Exercise directions: Could you write out all of the data again, word for word?
** Task input follows **
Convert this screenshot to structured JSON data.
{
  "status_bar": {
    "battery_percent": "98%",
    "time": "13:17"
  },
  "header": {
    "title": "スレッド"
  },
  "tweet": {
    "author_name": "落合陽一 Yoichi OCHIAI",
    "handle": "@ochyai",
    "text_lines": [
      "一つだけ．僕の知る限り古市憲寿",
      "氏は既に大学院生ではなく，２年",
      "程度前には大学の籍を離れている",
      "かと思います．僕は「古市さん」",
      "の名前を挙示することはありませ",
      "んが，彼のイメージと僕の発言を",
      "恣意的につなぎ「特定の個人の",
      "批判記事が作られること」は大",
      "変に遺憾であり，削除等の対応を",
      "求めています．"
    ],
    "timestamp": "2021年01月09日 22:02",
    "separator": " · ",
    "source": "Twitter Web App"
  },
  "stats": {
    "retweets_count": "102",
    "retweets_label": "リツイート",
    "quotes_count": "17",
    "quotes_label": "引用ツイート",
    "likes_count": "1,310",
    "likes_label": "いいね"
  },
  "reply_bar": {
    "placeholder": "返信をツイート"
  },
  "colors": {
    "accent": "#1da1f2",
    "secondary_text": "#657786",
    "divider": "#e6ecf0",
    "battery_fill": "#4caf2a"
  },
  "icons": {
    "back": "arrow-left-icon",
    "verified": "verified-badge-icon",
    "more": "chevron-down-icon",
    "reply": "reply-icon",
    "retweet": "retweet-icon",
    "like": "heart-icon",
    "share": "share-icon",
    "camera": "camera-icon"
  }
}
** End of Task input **
Answer for this exercise:
Convert this screenshot to structured JSON data.
{
  "status_bar": {
    "battery_percent": "98%",
    "time": "13:17"
  },
  "header": {
    "title": "スレッド"
  },
  "tweet": {
    "author_name": "落合陽一 Yoichi OCHIAI",
    "handle": "@ochyai",
    "text_lines": [
      "一つだけ．僕の知る限り古市憲寿",
      "氏は既に大学院生ではなく，２年",
      "程度前には大学の籍を離れている",
      "かと思います．僕は「古市さん」",
      "の名前を挙示することはありませ",
      "んが，彼のイメージと僕の発言を",
      "恣意的につなぎ「特定の個人の",
      "批判記事が作られること」は大",
      "変に遺憾であり，削除等の対応を",
      "求めています．"
    ],
    "timestamp": "2021年01月09日 22:02",
    "separator": " · ",
    "source": "Twitter Web App"
  },
  "stats": {
    "retweets_count": "102",
    "retweets_label": "リツイート",
    "quotes_count": "17",
    "quotes_label": "引用ツイート",
    "likes_count": "1,310",
    "likes_label": "いいね"
  },
  "reply_bar": {
    "placeholder": "返信をツイート"
  },
  "colors": {
    "accent": "#1da1f2",
    "secondary_text": "#657786",
    "divider": "#e6ecf0",
    "battery_fill": "#4caf2a"
  },
  "icons": {
    "back": "arrow-left-icon",
    "verified": "verified-badge-icon",
    "more": "chevron-down-icon",
    "reply": "reply-icon",
    "retweet": "retweet-icon",
    "like": "heart-icon",
    "share": "share-icon",
    "camera": "camera-icon"
  }
}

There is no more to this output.